The Danish parliament is set to discuss a bill proposing that tech giants such as Facebook and Google pay the country's media for using their content.
The proposal will effectively grant rights holders, such as musicians or media outlets, a new publishing right which will enable them to decide who can and cannot use their content. This will result in tech giants requiring permission to use the content online.
According to the proposal, platforms that are used to share media, including YouTube, will be obligated to make agreements with rights holders in order to display videos or music, the Ministry of Culture said in a statement.
“The media plays a central role in our democracy and ensures that public debate takes place on an informed basis,” Culture Minister Joy Mogensen said in a statement. “If the media are to be able to continue making journalism, they should of course be paid for its use.”
In an interview with the newspaper Berlingske, the culture minister argued that Google and Facebook have gained “exceptionally great power” that must be limited. The bill put forward by Mogensen will allow Danish media to conclude collective agreements with the tech companies providing for payment whenever their content is used.
“We have wanted to be able to enter collective agreements with tech giants because that would strengthen the media companies’ position”, Danske Medier CEO Louise Brincker told the newspaper Berlingske.
If approved by a parliamentary majority, the bill will become law on 7 June.
A comparable law recently came into force in Australia, resulting in all news pages being temporarily blocked by Facebook.

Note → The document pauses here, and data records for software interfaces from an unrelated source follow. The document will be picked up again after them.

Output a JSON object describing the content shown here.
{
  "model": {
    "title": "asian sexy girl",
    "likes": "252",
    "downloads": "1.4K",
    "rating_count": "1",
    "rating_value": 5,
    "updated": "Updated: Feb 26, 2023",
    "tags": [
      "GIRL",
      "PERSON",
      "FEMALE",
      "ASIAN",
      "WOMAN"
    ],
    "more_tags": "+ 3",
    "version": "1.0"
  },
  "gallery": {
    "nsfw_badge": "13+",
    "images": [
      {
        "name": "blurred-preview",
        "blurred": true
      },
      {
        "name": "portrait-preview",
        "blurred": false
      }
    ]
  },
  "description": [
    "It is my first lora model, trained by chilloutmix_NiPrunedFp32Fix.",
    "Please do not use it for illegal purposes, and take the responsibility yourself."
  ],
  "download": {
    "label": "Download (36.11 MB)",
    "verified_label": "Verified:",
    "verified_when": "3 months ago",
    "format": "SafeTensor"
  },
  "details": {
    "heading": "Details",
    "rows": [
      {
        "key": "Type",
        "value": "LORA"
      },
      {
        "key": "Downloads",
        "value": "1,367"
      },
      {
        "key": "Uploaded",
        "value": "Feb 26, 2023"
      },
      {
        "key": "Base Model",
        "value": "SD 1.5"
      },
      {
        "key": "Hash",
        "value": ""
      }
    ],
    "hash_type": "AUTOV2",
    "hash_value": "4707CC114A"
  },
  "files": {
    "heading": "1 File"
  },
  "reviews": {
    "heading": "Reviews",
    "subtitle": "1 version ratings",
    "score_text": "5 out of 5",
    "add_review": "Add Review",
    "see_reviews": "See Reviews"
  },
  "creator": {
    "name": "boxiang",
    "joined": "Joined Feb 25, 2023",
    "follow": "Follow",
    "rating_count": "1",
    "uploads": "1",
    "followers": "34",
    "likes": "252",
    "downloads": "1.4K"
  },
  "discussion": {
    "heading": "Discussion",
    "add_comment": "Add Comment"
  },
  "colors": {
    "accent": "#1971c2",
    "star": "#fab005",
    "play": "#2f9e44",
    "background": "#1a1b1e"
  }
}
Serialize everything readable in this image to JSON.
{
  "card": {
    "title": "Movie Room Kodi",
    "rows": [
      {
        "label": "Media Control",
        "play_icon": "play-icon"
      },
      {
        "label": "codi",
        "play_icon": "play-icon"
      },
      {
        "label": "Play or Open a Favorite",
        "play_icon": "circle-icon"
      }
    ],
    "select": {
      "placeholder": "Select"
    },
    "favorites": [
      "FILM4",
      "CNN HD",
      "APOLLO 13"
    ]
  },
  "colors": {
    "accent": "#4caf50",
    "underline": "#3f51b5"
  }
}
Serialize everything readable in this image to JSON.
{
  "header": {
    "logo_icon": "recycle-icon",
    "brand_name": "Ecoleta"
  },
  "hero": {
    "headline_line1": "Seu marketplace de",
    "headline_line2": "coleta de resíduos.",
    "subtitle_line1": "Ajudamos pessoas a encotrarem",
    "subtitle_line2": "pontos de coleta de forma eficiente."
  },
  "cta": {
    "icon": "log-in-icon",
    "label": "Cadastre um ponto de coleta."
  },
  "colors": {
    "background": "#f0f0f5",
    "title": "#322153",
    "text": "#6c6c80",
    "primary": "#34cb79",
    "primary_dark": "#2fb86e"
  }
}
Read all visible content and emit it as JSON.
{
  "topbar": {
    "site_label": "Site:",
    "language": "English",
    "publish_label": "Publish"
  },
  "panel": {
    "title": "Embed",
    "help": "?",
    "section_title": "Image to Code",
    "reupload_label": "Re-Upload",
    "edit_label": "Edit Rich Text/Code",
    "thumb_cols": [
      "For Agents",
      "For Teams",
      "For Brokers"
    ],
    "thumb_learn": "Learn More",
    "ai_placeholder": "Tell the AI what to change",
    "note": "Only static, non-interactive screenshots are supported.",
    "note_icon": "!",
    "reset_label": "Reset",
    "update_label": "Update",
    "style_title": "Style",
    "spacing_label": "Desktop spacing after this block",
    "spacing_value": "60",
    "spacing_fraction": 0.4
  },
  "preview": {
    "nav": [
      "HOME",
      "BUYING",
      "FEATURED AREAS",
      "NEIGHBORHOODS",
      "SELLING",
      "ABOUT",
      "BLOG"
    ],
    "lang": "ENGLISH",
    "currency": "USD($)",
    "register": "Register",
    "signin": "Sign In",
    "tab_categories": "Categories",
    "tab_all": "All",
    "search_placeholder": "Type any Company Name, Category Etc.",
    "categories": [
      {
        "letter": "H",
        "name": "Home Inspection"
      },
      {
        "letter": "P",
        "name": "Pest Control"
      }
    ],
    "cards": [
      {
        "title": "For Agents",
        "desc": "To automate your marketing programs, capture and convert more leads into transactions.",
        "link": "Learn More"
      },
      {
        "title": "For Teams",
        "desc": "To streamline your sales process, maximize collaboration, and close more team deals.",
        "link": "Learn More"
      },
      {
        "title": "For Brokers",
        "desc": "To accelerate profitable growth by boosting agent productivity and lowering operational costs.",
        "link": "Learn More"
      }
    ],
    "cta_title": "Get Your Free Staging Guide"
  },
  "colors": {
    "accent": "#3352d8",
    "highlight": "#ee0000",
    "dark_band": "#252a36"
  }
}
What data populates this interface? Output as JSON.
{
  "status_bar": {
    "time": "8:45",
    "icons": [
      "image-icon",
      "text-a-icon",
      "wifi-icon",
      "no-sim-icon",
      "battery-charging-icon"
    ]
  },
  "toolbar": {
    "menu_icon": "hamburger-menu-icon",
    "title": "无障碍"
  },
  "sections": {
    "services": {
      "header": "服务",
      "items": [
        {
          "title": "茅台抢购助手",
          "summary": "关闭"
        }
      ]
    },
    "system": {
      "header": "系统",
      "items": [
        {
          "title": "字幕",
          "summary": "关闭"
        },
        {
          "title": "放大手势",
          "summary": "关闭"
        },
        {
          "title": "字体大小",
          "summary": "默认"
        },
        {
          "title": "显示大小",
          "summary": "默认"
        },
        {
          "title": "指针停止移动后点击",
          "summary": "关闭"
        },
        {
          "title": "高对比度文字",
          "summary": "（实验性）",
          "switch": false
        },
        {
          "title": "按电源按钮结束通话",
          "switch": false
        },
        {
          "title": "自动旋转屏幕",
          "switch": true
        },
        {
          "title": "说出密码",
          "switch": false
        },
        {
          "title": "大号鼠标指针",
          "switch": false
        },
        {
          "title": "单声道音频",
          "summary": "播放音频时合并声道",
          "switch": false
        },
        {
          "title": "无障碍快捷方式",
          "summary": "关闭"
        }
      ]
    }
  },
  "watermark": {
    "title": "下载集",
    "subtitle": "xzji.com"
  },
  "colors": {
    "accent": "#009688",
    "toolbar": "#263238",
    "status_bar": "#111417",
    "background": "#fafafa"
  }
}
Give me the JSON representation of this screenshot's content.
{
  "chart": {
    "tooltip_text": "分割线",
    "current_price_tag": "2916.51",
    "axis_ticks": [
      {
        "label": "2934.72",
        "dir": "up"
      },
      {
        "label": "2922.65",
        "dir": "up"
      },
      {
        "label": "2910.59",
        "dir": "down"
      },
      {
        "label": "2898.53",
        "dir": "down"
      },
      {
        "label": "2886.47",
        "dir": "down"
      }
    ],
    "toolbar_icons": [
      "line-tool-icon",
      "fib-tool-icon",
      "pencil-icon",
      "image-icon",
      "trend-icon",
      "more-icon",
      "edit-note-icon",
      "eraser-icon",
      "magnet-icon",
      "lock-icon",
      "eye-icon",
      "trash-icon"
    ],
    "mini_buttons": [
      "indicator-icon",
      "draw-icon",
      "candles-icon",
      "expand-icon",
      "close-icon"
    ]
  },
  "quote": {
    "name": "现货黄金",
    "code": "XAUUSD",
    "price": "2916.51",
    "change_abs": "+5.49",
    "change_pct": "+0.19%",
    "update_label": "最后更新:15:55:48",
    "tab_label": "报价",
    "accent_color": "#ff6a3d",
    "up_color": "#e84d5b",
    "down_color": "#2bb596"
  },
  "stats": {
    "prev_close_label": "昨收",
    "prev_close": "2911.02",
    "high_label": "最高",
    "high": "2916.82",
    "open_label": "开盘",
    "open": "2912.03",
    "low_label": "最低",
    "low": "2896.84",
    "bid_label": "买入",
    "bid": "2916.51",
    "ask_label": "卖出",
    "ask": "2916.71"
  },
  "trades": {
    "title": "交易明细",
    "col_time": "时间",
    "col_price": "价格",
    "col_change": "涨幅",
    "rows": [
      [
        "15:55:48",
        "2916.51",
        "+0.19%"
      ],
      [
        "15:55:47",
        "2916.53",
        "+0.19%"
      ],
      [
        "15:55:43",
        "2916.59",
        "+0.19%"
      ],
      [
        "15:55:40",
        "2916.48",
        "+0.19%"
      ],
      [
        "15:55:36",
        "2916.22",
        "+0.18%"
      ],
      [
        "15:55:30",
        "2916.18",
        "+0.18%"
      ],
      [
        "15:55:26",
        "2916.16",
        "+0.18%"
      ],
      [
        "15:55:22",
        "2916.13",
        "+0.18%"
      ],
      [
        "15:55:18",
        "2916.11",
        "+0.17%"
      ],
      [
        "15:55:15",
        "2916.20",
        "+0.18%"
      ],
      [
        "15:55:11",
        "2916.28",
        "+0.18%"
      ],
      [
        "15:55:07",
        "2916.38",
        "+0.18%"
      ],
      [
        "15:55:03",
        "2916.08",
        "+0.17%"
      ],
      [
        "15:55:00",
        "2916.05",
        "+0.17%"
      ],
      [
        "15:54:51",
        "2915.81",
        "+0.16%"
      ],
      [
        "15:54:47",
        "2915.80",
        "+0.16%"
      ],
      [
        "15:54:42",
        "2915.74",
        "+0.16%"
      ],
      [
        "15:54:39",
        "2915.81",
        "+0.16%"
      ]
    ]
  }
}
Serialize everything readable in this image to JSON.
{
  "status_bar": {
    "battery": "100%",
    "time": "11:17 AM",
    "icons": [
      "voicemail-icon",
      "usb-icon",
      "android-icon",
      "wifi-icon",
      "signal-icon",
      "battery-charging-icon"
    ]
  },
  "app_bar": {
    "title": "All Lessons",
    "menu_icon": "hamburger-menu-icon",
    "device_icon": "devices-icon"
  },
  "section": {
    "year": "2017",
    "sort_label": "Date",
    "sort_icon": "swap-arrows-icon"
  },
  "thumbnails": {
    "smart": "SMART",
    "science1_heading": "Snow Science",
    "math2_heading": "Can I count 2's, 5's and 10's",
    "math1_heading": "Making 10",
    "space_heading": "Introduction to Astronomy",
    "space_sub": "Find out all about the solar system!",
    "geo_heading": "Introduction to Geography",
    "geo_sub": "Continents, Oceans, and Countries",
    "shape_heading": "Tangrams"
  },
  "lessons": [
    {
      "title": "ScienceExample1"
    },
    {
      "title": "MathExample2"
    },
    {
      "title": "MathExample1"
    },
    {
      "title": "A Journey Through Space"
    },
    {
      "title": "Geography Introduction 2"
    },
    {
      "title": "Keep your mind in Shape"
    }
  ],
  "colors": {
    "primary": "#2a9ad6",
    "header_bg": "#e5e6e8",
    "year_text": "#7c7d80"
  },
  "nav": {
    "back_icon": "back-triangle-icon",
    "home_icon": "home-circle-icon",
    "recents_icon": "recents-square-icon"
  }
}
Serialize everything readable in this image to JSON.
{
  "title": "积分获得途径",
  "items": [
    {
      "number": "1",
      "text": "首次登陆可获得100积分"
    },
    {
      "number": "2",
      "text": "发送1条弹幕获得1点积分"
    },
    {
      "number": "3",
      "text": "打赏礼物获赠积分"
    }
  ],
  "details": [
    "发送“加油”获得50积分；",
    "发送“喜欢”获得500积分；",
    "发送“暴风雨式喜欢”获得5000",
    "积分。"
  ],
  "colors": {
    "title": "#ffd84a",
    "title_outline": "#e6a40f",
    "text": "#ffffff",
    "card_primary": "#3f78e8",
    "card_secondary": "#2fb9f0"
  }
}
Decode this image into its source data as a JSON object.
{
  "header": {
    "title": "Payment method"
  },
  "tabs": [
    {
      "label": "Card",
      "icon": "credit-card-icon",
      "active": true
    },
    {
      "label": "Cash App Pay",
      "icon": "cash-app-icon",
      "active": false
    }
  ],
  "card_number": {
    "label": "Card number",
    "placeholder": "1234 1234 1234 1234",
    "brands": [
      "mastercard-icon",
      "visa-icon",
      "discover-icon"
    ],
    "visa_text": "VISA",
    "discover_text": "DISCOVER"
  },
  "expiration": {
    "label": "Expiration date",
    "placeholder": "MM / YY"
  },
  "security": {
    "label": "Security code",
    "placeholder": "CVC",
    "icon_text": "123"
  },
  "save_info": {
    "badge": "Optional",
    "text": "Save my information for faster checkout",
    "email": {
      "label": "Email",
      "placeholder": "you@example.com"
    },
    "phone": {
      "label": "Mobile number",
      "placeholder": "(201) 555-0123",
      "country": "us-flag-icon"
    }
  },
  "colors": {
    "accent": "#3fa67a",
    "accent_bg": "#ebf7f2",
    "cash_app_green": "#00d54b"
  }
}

In the aftermath of the dispute, Danish Culture Minister Joy Mogensen questioned the “democratic mindset” of tech giants that block media for demanding payment for sharing their content and suggested that they either “don't understand” or “don't care about” the importance of news media in a democratic society.
An interest for similar legislation has been expressed in neighbouring Sweden, which intends to regulate the relationship between media and IT companies and strengthen the position of online newspaper publishers by giving them exclusive rights to their publications, as well as Canada and the UK.